PROVIDED MATERIAL:
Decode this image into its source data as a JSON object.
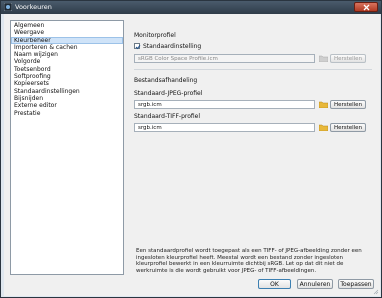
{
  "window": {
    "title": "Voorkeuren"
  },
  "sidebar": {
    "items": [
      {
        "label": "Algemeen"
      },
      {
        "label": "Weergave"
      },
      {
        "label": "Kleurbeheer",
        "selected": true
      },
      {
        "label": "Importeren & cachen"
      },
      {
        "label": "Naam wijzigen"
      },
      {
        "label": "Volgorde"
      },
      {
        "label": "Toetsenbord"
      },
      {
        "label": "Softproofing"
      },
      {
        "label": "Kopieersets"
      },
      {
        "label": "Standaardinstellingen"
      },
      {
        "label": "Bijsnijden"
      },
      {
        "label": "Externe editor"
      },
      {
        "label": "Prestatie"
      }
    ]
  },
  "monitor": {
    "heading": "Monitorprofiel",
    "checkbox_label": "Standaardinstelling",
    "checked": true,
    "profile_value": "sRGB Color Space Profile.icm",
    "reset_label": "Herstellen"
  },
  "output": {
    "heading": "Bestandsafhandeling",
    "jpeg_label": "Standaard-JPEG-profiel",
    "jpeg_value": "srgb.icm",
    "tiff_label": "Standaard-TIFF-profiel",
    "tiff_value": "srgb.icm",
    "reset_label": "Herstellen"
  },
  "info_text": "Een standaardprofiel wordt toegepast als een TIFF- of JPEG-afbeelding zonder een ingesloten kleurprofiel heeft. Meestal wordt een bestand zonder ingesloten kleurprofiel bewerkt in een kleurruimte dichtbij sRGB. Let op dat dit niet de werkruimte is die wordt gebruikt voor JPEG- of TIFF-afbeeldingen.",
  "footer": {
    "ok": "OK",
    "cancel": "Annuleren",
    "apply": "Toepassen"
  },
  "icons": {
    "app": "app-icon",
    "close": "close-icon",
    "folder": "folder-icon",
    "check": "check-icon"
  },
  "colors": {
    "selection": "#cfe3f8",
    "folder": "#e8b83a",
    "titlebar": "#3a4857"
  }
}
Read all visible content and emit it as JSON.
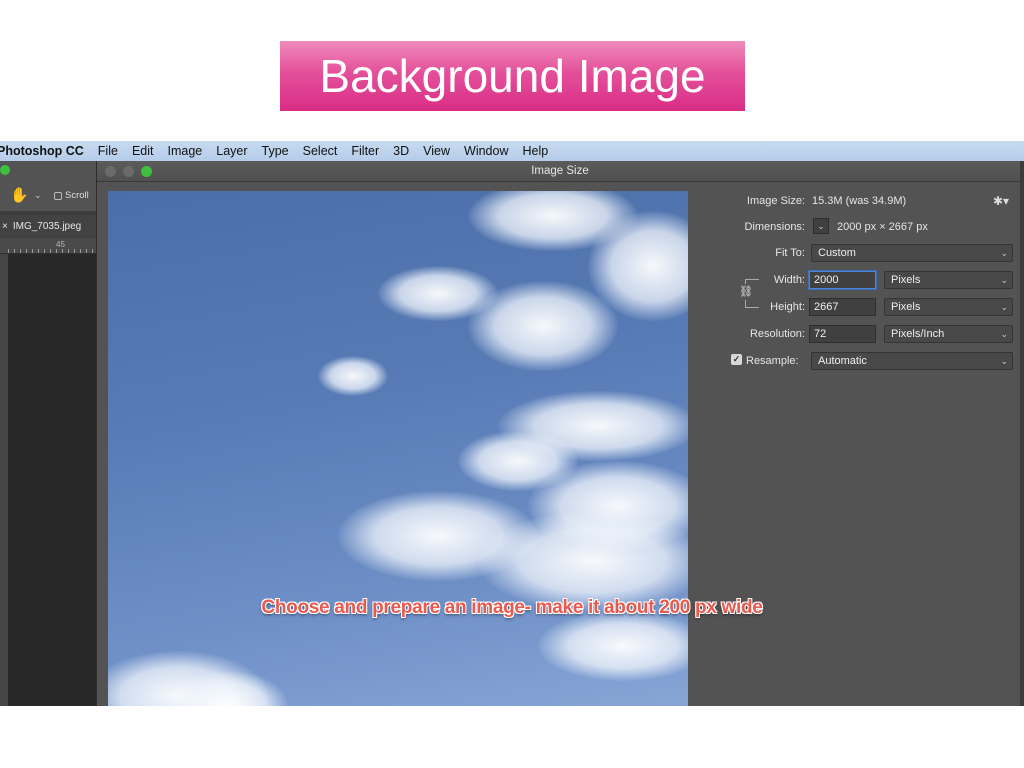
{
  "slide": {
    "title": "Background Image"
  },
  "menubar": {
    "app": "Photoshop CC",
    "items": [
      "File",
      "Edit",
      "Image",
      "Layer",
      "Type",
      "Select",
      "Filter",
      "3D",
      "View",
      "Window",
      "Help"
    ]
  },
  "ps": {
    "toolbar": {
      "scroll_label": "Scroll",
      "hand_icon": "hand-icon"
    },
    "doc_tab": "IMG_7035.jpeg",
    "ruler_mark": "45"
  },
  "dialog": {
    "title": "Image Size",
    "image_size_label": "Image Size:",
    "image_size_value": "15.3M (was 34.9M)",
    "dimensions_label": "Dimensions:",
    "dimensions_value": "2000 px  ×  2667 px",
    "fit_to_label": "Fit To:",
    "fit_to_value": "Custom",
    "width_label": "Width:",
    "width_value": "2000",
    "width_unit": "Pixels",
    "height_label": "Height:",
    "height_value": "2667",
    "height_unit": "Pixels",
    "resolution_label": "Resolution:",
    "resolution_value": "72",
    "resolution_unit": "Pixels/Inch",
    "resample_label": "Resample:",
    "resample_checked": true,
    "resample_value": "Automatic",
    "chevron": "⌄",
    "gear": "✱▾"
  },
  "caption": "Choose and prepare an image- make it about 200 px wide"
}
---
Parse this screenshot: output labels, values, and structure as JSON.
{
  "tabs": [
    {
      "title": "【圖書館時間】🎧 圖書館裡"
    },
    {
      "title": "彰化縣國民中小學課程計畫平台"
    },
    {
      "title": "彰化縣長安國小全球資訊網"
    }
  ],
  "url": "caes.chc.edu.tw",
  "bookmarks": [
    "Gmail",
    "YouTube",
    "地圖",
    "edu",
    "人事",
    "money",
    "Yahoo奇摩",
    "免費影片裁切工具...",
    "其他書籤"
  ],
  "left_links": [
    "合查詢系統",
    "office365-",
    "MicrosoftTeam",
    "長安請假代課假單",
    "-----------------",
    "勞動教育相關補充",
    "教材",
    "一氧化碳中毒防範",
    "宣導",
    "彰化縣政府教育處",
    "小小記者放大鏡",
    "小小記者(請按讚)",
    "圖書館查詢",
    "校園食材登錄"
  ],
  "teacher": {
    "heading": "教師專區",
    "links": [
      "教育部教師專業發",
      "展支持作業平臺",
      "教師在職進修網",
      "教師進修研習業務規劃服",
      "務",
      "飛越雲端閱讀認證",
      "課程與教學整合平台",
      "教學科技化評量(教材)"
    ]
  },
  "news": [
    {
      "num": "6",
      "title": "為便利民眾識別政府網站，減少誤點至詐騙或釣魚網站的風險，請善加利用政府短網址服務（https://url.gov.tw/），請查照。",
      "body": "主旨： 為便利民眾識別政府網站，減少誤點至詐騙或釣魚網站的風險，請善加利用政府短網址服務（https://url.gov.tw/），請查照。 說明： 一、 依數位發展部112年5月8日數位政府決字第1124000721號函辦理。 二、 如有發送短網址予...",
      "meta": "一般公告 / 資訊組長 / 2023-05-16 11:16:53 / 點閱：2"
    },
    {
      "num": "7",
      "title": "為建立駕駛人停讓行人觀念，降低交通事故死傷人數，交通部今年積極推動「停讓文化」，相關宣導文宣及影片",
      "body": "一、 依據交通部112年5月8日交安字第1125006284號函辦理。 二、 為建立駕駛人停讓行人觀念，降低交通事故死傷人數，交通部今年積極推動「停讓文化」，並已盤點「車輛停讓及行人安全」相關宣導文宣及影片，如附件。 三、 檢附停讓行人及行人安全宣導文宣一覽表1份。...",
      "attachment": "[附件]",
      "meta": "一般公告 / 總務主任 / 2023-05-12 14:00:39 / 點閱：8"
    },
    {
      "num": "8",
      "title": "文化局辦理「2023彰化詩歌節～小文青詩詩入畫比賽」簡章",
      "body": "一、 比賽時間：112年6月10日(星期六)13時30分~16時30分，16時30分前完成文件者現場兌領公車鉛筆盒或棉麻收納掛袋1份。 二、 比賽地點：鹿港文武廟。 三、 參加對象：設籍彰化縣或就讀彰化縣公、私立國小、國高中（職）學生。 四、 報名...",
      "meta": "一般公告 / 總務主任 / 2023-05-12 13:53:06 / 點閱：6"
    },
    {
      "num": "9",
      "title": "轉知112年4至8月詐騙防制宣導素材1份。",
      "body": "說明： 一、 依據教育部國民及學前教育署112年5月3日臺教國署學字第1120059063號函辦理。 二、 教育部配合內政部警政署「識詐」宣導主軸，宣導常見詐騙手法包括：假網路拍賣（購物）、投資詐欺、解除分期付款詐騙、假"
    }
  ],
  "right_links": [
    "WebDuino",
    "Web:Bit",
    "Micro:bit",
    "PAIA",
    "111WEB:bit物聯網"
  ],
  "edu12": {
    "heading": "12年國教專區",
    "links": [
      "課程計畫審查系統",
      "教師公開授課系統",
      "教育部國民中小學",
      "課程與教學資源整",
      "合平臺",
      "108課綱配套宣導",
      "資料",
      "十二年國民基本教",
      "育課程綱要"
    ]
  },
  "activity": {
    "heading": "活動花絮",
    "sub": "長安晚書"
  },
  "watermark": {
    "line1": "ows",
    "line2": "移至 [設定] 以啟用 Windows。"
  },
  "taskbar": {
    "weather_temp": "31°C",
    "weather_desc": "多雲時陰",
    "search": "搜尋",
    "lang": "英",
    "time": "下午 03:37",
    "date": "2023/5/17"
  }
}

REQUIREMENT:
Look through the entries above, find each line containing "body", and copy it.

ANSWER BELOW:
      "body": "主旨： 為便利民眾識別政府網站，減少誤點至詐騙或釣魚網站的風險，請善加利用政府短網址服務（https://url.gov.tw/），請查照。 說明： 一、 依數位發展部112年5月8日數位政府決字第1124000721號函辦理。 二、 如有發送短網址予...",
      "body": "一、 依據交通部112年5月8日交安字第1125006284號函辦理。 二、 為建立駕駛人停讓行人觀念，降低交通事故死傷人數，交通部今年積極推動「停讓文化」，並已盤點「車輛停讓及行人安全」相關宣導文宣及影片，如附件。 三、 檢附停讓行人及行人安全宣導文宣一覽表1份。...",
      "body": "一、 比賽時間：112年6月10日(星期六)13時30分~16時30分，16時30分前完成文件者現場兌領公車鉛筆盒或棉麻收納掛袋1份。 二、 比賽地點：鹿港文武廟。 三、 參加對象：設籍彰化縣或就讀彰化縣公、私立國小、國高中（職）學生。 四、 報名...",
      "body": "說明： 一、 依據教育部國民及學前教育署112年5月3日臺教國署學字第1120059063號函辦理。 二、 教育部配合內政部警政署「識詐」宣導主軸，宣導常見詐騙手法包括：假網路拍賣（購物）、投資詐欺、解除分期付款詐騙、假"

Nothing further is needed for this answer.